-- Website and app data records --
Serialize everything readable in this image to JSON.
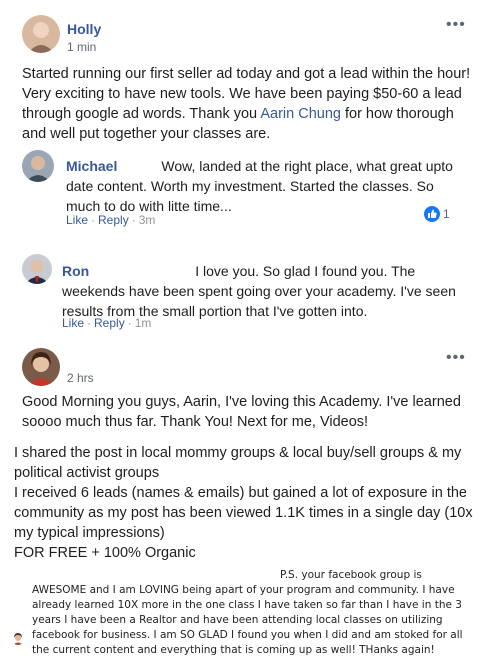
{
  "post1": {
    "author": "Holly",
    "time": "1 min",
    "text_before": "Started running our first seller ad today and got a lead within the hour! Very exciting to have new tools. We have been paying $50-60 a lead through google ad words. Thank you ",
    "tag": "Aarin Chung",
    "text_after": " for how thorough and well put together your classes are."
  },
  "comment1": {
    "author": "Michael",
    "text": "Wow, landed at the right place, what great upto date content. Worth my investment. Started the classes. So much to do with litte time...",
    "like": "Like",
    "reply": "Reply",
    "time": "3m",
    "reaction_count": "1"
  },
  "comment2": {
    "author": "Ron",
    "text": "I love you. So glad I found you. The weekends have been spent going over your academy. I've seen results from the small portion that I've gotten into.",
    "like": "Like",
    "reply": "Reply",
    "time": "1m"
  },
  "post2": {
    "time": "2 hrs",
    "para1": "Good Morning you guys, Aarin, I've loving this Academy. I've learned soooo much thus far. Thank You! Next for me, Videos!",
    "line1": "I shared the post in local mommy groups & local buy/sell groups & my political activist groups",
    "line2": "I received 6 leads (names & emails) but gained a lot of exposure in the community as my post has been viewed 1.1K times in a single day (10x my typical impressions)",
    "line3": "FOR FREE + 100% Organic"
  },
  "testimonial": {
    "text": "P.S. your facebook group is AWESOME and I am LOVING being apart of your program and community. I have already learned 10X more in the one class I have taken so far than I have in the 3 years I have been a Realtor and have been attending local classes on utilizing facebook for business. I am SO GLAD I found you when I did and am stoked for all the current content and everything that is coming up as well! THanks again!"
  },
  "icons": {
    "more": "more-options-icon",
    "like": "thumbs-up-icon"
  },
  "colors": {
    "link": "#385898",
    "like_blue": "#1877f2",
    "meta_gray": "#616770"
  }
}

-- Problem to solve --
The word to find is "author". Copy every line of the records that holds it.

-- Response to the task --
    "author": "Holly",
    "author": "Michael",
    "author": "Ron",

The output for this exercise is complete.